The year 2023 will bring many changes to individual health plans and the
news is not positive.
Most of the new plans are high deductible plans that usually have deductibles and maximums out-of-pocket as high as $8700 each. Meaning that you pay the contracted rates the insurance companies have with the facilities be it doctors, labs or hospitals or any other medical services. These type plans dominate the bronze and silver plans, and the gold plans have lower deductibles but higher premiums. Simply put, you will be paying higher insurance premiums in 2023 than you did previously.
How do you handle these higher premiums when you are on a budget and have other expenses like mortgage, food, and clothing? The simple answer is you throw the dice and hope you don’t get ill.
If I were buying health insurance for my family today and needed to save as much as I can on health insurance premiums, I’d take the highest deductible plan available and make sure it is an HSA, meaning the plan has no fixed copays so it is HSA qualified. The HSA portion of the plan allows you to save
money but deducting it pre-tax from your wages, so you are paying out of pocket medical expenses with pre-tax dollars. A lot to swallow so let’s break it down to simplify it.
The first component is the insurance, and it must be a high deductible plan without any fixed copays for services rendered or for prescription medications. That means you pay the contracted rates for services rendered. (as far as prescriptions are concerned there are ways to save money by using Singlecare.com; GoodRX.com or Nevadadrugcard.com and pay cash for your medications. It is not really allowed but it is your money so use it wisely.
The second part is the HSA account itself. This is optional but highly recommended. You establish your own HSA account at the bank and deposit money into it before taxes. Thus, using pre-tax dollars to pay out of pocket medical expenses. It also allows you to reduce your gross income by those pre-tax dollars thus saving you money on your taxes.

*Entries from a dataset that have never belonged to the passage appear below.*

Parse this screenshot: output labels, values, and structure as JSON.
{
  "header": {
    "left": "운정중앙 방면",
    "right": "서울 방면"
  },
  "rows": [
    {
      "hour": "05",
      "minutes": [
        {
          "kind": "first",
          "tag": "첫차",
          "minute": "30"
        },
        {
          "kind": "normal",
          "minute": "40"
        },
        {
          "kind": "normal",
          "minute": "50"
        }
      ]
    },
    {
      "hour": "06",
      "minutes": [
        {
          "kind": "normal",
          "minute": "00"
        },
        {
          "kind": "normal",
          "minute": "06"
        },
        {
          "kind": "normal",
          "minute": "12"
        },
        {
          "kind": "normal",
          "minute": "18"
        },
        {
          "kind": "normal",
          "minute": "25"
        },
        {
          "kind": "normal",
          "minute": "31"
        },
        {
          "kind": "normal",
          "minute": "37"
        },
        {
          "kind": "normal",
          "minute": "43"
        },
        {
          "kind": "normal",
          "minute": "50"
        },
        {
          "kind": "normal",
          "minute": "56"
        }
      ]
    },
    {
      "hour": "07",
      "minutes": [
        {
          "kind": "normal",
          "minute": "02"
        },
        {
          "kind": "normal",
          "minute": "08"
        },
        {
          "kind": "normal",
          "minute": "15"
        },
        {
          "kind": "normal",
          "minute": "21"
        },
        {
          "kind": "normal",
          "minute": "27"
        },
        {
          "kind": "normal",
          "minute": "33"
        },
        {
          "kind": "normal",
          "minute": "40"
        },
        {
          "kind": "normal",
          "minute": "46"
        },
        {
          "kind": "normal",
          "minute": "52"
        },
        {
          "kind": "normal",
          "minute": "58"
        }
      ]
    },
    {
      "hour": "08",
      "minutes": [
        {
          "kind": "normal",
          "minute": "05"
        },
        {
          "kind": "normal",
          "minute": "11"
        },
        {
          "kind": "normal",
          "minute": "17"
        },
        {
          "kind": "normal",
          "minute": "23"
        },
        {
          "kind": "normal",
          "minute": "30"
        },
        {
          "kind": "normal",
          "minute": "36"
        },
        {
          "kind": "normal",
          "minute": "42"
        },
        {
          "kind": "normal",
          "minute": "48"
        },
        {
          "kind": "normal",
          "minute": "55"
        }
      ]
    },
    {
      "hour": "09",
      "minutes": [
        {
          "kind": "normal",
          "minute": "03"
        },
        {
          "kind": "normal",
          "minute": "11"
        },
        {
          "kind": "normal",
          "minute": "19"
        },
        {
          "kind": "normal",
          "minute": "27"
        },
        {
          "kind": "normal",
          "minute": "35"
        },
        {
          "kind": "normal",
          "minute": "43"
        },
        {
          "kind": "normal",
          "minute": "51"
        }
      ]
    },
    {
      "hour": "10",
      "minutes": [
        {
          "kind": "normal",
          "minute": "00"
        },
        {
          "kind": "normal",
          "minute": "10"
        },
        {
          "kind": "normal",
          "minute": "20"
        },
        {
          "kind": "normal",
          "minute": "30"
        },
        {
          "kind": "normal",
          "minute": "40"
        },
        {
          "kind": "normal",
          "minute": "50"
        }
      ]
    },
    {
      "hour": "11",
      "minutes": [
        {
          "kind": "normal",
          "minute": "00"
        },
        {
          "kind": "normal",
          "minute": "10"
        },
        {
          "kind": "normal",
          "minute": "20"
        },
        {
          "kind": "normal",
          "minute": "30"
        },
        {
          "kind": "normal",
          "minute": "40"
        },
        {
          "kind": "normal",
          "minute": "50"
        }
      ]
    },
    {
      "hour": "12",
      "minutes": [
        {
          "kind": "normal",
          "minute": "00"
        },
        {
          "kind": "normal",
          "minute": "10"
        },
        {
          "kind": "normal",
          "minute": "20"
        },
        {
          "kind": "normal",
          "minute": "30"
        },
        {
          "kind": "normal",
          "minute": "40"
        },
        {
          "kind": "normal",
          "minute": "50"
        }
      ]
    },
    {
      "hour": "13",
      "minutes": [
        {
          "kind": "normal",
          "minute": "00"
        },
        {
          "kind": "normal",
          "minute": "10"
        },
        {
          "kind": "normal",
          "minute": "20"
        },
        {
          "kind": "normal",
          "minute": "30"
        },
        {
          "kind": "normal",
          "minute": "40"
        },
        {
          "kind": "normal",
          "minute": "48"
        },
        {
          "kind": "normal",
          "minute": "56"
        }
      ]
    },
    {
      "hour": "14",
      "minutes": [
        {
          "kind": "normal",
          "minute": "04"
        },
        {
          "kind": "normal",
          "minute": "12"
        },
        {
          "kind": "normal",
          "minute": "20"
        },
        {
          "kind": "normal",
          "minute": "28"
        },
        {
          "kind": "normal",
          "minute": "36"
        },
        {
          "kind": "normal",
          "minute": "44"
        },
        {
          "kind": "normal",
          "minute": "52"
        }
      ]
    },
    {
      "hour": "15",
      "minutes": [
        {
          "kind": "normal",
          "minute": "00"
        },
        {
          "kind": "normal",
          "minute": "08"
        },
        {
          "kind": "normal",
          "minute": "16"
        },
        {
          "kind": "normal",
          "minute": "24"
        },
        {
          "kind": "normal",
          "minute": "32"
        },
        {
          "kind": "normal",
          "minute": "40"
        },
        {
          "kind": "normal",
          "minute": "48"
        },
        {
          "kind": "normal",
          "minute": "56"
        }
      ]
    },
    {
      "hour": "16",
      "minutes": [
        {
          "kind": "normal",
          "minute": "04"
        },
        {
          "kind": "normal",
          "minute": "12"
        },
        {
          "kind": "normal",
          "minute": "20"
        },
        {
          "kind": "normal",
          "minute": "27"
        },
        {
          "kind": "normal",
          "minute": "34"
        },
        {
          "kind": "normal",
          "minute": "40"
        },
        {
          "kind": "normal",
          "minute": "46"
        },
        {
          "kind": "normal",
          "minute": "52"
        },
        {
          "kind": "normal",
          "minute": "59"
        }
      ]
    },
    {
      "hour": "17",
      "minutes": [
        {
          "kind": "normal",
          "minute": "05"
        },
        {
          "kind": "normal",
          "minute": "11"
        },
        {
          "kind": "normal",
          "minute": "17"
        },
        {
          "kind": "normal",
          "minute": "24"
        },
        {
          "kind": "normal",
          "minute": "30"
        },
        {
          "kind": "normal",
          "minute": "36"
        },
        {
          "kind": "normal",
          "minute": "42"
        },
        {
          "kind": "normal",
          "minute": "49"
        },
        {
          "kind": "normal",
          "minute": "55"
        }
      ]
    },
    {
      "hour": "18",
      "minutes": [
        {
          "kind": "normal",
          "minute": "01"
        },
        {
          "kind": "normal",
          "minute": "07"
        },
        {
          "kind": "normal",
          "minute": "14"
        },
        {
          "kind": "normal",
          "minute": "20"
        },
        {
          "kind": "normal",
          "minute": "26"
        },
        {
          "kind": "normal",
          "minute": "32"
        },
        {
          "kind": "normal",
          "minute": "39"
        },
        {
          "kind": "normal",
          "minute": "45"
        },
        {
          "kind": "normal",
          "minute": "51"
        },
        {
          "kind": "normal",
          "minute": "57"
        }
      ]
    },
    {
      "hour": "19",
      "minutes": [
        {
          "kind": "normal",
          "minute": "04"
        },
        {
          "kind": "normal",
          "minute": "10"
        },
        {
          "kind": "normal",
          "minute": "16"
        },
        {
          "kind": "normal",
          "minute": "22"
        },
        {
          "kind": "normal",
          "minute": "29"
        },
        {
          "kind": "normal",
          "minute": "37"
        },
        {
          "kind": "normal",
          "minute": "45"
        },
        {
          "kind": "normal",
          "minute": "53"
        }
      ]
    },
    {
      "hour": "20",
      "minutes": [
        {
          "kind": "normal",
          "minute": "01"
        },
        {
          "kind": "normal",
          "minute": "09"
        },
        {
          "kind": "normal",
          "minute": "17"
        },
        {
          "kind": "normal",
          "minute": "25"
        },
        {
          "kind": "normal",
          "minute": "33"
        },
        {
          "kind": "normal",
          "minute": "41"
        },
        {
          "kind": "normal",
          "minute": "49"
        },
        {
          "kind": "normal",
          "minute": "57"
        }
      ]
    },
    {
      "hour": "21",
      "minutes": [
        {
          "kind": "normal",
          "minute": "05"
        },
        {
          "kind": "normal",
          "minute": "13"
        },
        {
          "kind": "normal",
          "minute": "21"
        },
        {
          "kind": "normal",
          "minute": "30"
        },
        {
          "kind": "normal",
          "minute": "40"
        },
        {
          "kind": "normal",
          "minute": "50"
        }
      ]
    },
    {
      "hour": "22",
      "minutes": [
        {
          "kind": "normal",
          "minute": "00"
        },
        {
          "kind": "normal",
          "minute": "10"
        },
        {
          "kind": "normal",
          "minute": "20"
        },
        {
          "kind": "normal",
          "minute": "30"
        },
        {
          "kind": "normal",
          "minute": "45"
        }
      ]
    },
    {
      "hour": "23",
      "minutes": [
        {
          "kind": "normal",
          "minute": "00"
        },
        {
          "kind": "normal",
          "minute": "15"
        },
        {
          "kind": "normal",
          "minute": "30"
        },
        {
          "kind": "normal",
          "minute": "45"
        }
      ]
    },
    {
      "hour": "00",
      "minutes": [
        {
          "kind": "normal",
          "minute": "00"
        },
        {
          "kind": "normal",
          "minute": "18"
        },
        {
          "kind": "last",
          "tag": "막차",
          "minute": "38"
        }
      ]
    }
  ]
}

Once the account is established and funded you get a debit card to use to pay your out-of-pocket medical bills. Thus, you save money on both ends. It also allows you to put money into this account until you turn 65 and go onto Medicare. Once on Medicare you cannot contribute any more money into your account, but you can use that money to pay your supplemental premiums or pay your medical bills until the account is at zero dollars. It’s a win all around. Saving premium dollars on the insurance, then paying those out-of-pocket medical bills with pre-tax dollars and lastly when you retire using the balance left in that HSA account to pay your insurance and out of pocket medical bills to exhaust the account.
The cost of insurance today is extremely high so using the HSA reduces your overall cost of insurance. A smart way to handle high insurance premiums. I hope this information is useful and it anyone has questions, please contact me via phone or email and I will respond quickly.
Also take a look at Medicare 2023 Information.
The Barend Agency Inc.
Len Barend, Broker